• A valid Bitlocker recovery key consists of eight exactly 6-digit decimal numbers separated by seven hyphens (-) or space ( ) signs. Each such number is of the form $$11\times k$$ with $$k\in[0,2^{16})$$, thus in $$[000000,720885]$$. Hence the question's example is not a valid Bitlocker recovery key: the first and last 6-digit numbers are out of range, and only the but-last is a multiple of 11.
• A valid Bitlocker recovery key thus has (at most) 8×16=128 bits of entropy.
• It gets slightly stretched, with on-disk salt, by an iterated (not memory-hard) SHA-256 hash with $$2^{20}$$ loops.

So that if a Bitlocker recovery key is competently and honestly generated (I have no idea), it's like 148-bit strong, which is expected to be very secure for some decades (save for Cryptographically Relevant Quantum Computers, which are quite hypothetical).

Note: When there is a Bitlocker recovery key (which is optional), the AES 256-bit Volume Master Key gets encrypted under that 148-bit strong stretched Bitlocker recovery key, and stored, theoretically reducing the strength of the overall encryption.

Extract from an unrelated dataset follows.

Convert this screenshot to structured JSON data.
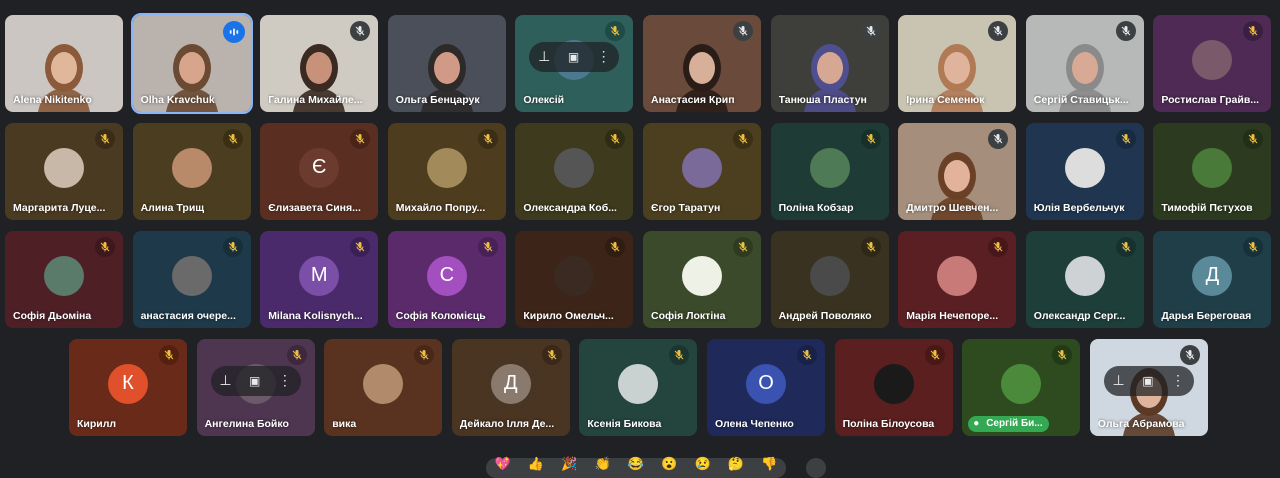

• Alright, your Google fu is also strong :P Dec 20, 2022 at 18:31
• yes it's not an actual bitlocker key, i used a pass. generator using only 48 digits and divided it with ''-'' by myself. thanks for the answer.
– asd
Dec 20, 2022 at 18:37
• If you had to generate a valid key yourself you could just generate 128 bits, split that up into 16 bits, using the unsigned value of each and then multiply that number with 11, printing out the decimal digits, left-padding with zeros where required. I.e. you'd start with the key and then encode it. Of course, it makes much more sense to use the Microsoft environment for the generation. Dec 20, 2022 at 18:43
• Note the recovery password is optional, it can be added or removed. So Bitlocker is not inherently limited to 148-bit security, just the default setup is. Dec 21, 2022 at 20:25
• @user71659: Thanks for the correction. I edited the note to reflect that.
– fgrieu
Dec 21, 2022 at 20:46

I've found this at this GitHub page that tries to specify the Bitlocker format from Microsoft:

A valid recovery password consists of 48 digits where every number is dividable by 11 with a remainder of 0. The result of a division by 11 of a number is a 16-bit value. The individual 16-bit values make up a 128-bit key.

This means that there is some error detection mechanism - this shows the importance of looking at the defined format rather than just a sample key.

If the digits and thus numbers would be fully random - which they are not - then they would be able to encode a $$log_2(10^{48}) \approx 159$$ bit key. So clearly the size of the password / key makes up for the small amount of possibilities per character. Both the calculated 159 bit and the indicated / correct answer of 128 bit strength are much stronger than a human generated password which averages about 42 bits or so if I remember correctly; such a password could be brute forced.

128 bit symmetric keys - which I assume is used here (apparently after a key stretching algorithm - see the other answer , which is not really needed for this kind of key strength) - are considered strong. They may not be fully protected against a pretty large quantum computer. We currently don't know if quantum computers can scale to that size; currently they are definitely not around, but you could store encrypted information until one becomes available, if ever. Normally Bitlocker uses AES as a block cipher.

• Dang, that info was not easy to find. I was somewhat afraid that I would be beaten by sombody posting 159 bit strength as an answer. Dec 20, 2022 at 18:25
• thx a lot for the answer! so it's pretty strong to use a 48 digits only generated password like that one, right? for any of my online account?
– asd
Dec 20, 2022 at 18:39
• If you have to rely on something you have to store in text then it is pretty secure for that. Using devices with additional protection may be even more secure. That later point is more about how the password is stored / accessed than the key strength though; the key strength is fine for most purposes. I'd only be worried if you would store long term or state level secrets with regards to the strength in bits. Dec 20, 2022 at 18:51